Thursday 11 August 2022 11:37 PM Doctors' reluctance to discuss anal sex is letting women down as they are ... trends now
Doctors are putting young women at risk by failing to warn them about the harms of anal sex, researchers say.
Writing in the British Medical Journal, two female NHS surgeons claimed anal intercourse is becoming more common among straight couples because it is portrayed as 'racy and daring' in popular TV shows.
They said GPs and other doctors 'have a duty to acknowledge changes in society' and 'to meet these changes with open neutral and non-judgmental conversations'.

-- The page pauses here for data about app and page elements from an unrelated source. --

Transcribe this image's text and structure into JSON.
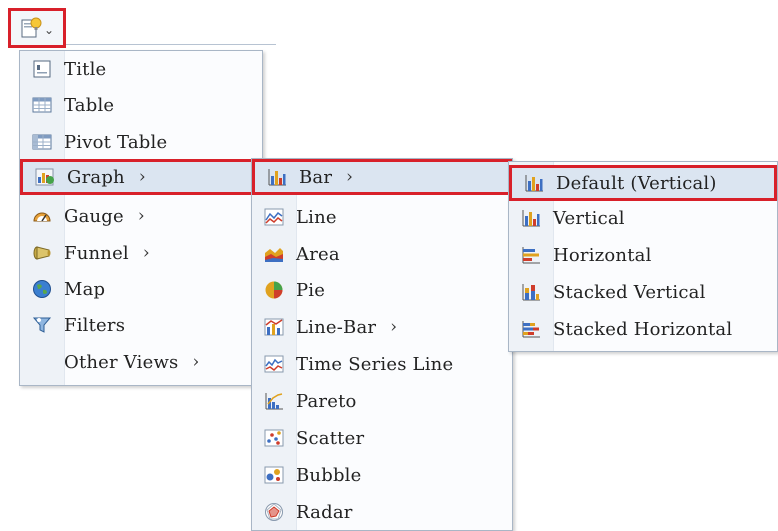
{
  "toolbar": {
    "icon": "new-view-icon",
    "dropdown_icon": "chevron-down-icon"
  },
  "menu_main": {
    "items": [
      {
        "label": "Title",
        "icon": "title-icon"
      },
      {
        "label": "Table",
        "icon": "table-icon"
      },
      {
        "label": "Pivot Table",
        "icon": "pivot-table-icon"
      },
      {
        "label": "Graph",
        "icon": "graph-icon",
        "submenu": true,
        "selected": true
      },
      {
        "label": "Gauge",
        "icon": "gauge-icon",
        "submenu": true
      },
      {
        "label": "Funnel",
        "icon": "funnel-icon",
        "submenu": true
      },
      {
        "label": "Map",
        "icon": "map-icon"
      },
      {
        "label": "Filters",
        "icon": "filters-icon"
      },
      {
        "label": "Other Views",
        "icon": "",
        "submenu": true
      }
    ]
  },
  "menu_graph": {
    "items": [
      {
        "label": "Bar",
        "icon": "bar-chart-icon",
        "submenu": true,
        "selected": true
      },
      {
        "label": "Line",
        "icon": "line-chart-icon"
      },
      {
        "label": "Area",
        "icon": "area-chart-icon"
      },
      {
        "label": "Pie",
        "icon": "pie-chart-icon"
      },
      {
        "label": "Line-Bar",
        "icon": "line-bar-chart-icon",
        "submenu": true
      },
      {
        "label": "Time Series Line",
        "icon": "time-series-icon"
      },
      {
        "label": "Pareto",
        "icon": "pareto-chart-icon"
      },
      {
        "label": "Scatter",
        "icon": "scatter-chart-icon"
      },
      {
        "label": "Bubble",
        "icon": "bubble-chart-icon"
      },
      {
        "label": "Radar",
        "icon": "radar-chart-icon"
      }
    ]
  },
  "menu_bar": {
    "items": [
      {
        "label": "Default (Vertical)",
        "icon": "bar-vertical-icon",
        "selected": true
      },
      {
        "label": "Vertical",
        "icon": "bar-vertical-icon"
      },
      {
        "label": "Horizontal",
        "icon": "bar-horizontal-icon"
      },
      {
        "label": "Stacked Vertical",
        "icon": "stacked-vertical-icon"
      },
      {
        "label": "Stacked Horizontal",
        "icon": "stacked-horizontal-icon"
      }
    ]
  },
  "submenu_arrow": "›"
}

But medics are 'shying away' from flagging the risks due to 'societal taboos', which risks 'failing a generation of young women, who are unaware of the risks'.
Official estimates suggest more than a quarter of British and American women have tried anal sex with their male partners, either because they were curious, enjoy it or they felt pressured to.
But current NHS guidance on anal sex only considers only sexually transmitted diseases, omitting physical injury risks or the psychological trauma.
Writing in the BMJ, Dr Tabitha Gana and Dr Lesley Hunt said the style of intercourse can cause pain, bleeding, incontinence and long-term injuries.
More than a quarter of women in the UK and US now report having anal sex with their partners, with curiosity, enjoyment or pressure from partners driving the trend
Dr Gana and Dr Hunt - who are colorectal surgeons at Sheffield Teaching Hospitals - said anal sex has 'moved from the world of pornography to mainstream media'.
It has become more common among heterosexual couples, with 28.5 per cent of British women aged 16 to 24 saying they have done it.
The health service warns that anal sex carries a higher risk of transmitting sexually transmitted infections than other sexual activities.
This is because the lining of the anus is thin and can be easily damaged, which makes it more vulnerable to infection.
Inserting a penis, fingers or sex toy in the anus all count as anal sex.
It urged people to use condoms when having anal sex and use a new condom if having vaginal sex straight after.
But colorectal surgeons warn that the risk of anal sex goes further than STIs.